══ Given records

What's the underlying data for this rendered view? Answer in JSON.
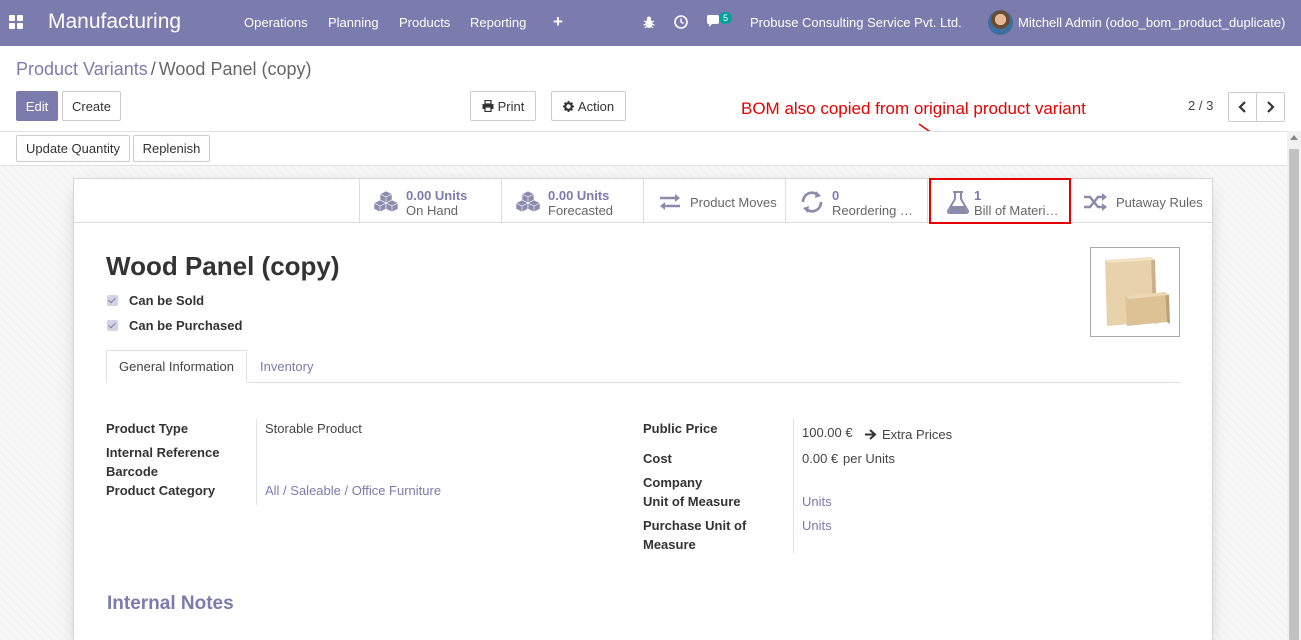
{
  "navbar": {
    "brand": "Manufacturing",
    "menu": [
      "Operations",
      "Planning",
      "Products",
      "Reporting"
    ],
    "plus": "+",
    "messages_count": "5",
    "company": "Probuse Consulting Service Pvt. Ltd.",
    "user": "Mitchell Admin (odoo_bom_product_duplicate)"
  },
  "breadcrumb": {
    "parent": "Product Variants",
    "separator": "/",
    "current": "Wood Panel (copy)"
  },
  "toolbar": {
    "edit": "Edit",
    "create": "Create",
    "print": "Print",
    "action": "Action",
    "pager": "2 / 3"
  },
  "annotation": "BOM also copied from original product variant",
  "statusbar": {
    "update_quantity": "Update Quantity",
    "replenish": "Replenish"
  },
  "smart_buttons": [
    {
      "value": "0.00 Units",
      "label": "On Hand",
      "icon": "cubes-icon"
    },
    {
      "value": "0.00 Units",
      "label": "Forecasted",
      "icon": "cubes-icon"
    },
    {
      "value": "",
      "label": "Product Moves",
      "icon": "exchange-icon"
    },
    {
      "value": "0",
      "label": "Reordering …",
      "icon": "refresh-icon"
    },
    {
      "value": "1",
      "label": "Bill of Materi…",
      "icon": "flask-icon"
    },
    {
      "value": "",
      "label": "Putaway Rules",
      "icon": "random-icon"
    }
  ],
  "product": {
    "name": "Wood Panel (copy)",
    "can_be_sold": "Can be Sold",
    "can_be_purchased": "Can be Purchased"
  },
  "tabs": {
    "general": "General Information",
    "inventory": "Inventory"
  },
  "left_fields": {
    "product_type_label": "Product Type",
    "product_type": "Storable Product",
    "internal_reference_label": "Internal Reference",
    "barcode_label": "Barcode",
    "category_label": "Product Category",
    "category": "All / Saleable / Office Furniture"
  },
  "right_fields": {
    "public_price_label": "Public Price",
    "public_price": "100.00 €",
    "extra_prices": "Extra Prices",
    "cost_label": "Cost",
    "cost": "0.00 €",
    "cost_unit": "per Units",
    "company_label": "Company",
    "uom_label": "Unit of Measure",
    "uom": "Units",
    "purchase_uom_label_1": "Purchase Unit of",
    "purchase_uom_label_2": "Measure",
    "purchase_uom": "Units"
  },
  "notes_title": "Internal Notes",
  "colors": {
    "primary": "#7c7bad",
    "annotation": "#e60000",
    "badge": "#00a09d"
  }
}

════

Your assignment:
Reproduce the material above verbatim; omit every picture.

Solved problem:
What's the underlying data for this rendered view? Answer in JSON.
{
  "navbar": {
    "brand": "Manufacturing",
    "menu": [
      "Operations",
      "Planning",
      "Products",
      "Reporting"
    ],
    "plus": "+",
    "messages_count": "5",
    "company": "Probuse Consulting Service Pvt. Ltd.",
    "user": "Mitchell Admin (odoo_bom_product_duplicate)"
  },
  "breadcrumb": {
    "parent": "Product Variants",
    "separator": "/",
    "current": "Wood Panel (copy)"
  },
  "toolbar": {
    "edit": "Edit",
    "create": "Create",
    "print": "Print",
    "action": "Action",
    "pager": "2 / 3"
  },
  "annotation": "BOM also copied from original product variant",
  "statusbar": {
    "update_quantity": "Update Quantity",
    "replenish": "Replenish"
  },
  "smart_buttons": [
    {
      "value": "0.00 Units",
      "label": "On Hand",
      "icon": "cubes-icon"
    },
    {
      "value": "0.00 Units",
      "label": "Forecasted",
      "icon": "cubes-icon"
    },
    {
      "value": "",
      "label": "Product Moves",
      "icon": "exchange-icon"
    },
    {
      "value": "0",
      "label": "Reordering …",
      "icon": "refresh-icon"
    },
    {
      "value": "1",
      "label": "Bill of Materi…",
      "icon": "flask-icon"
    },
    {
      "value": "",
      "label": "Putaway Rules",
      "icon": "random-icon"
    }
  ],
  "product": {
    "name": "Wood Panel (copy)",
    "can_be_sold": "Can be Sold",
    "can_be_purchased": "Can be Purchased"
  },
  "tabs": {
    "general": "General Information",
    "inventory": "Inventory"
  },
  "left_fields": {
    "product_type_label": "Product Type",
    "product_type": "Storable Product",
    "internal_reference_label": "Internal Reference",
    "barcode_label": "Barcode",
    "category_label": "Product Category",
    "category": "All / Saleable / Office Furniture"
  },
  "right_fields": {
    "public_price_label": "Public Price",
    "public_price": "100.00 €",
    "extra_prices": "Extra Prices",
    "cost_label": "Cost",
    "cost": "0.00 €",
    "cost_unit": "per Units",
    "company_label": "Company",
    "uom_label": "Unit of Measure",
    "uom": "Units",
    "purchase_uom_label_1": "Purchase Unit of",
    "purchase_uom_label_2": "Measure",
    "purchase_uom": "Units"
  },
  "notes_title": "Internal Notes",
  "colors": {
    "primary": "#7c7bad",
    "annotation": "#e60000",
    "badge": "#00a09d"
  }
}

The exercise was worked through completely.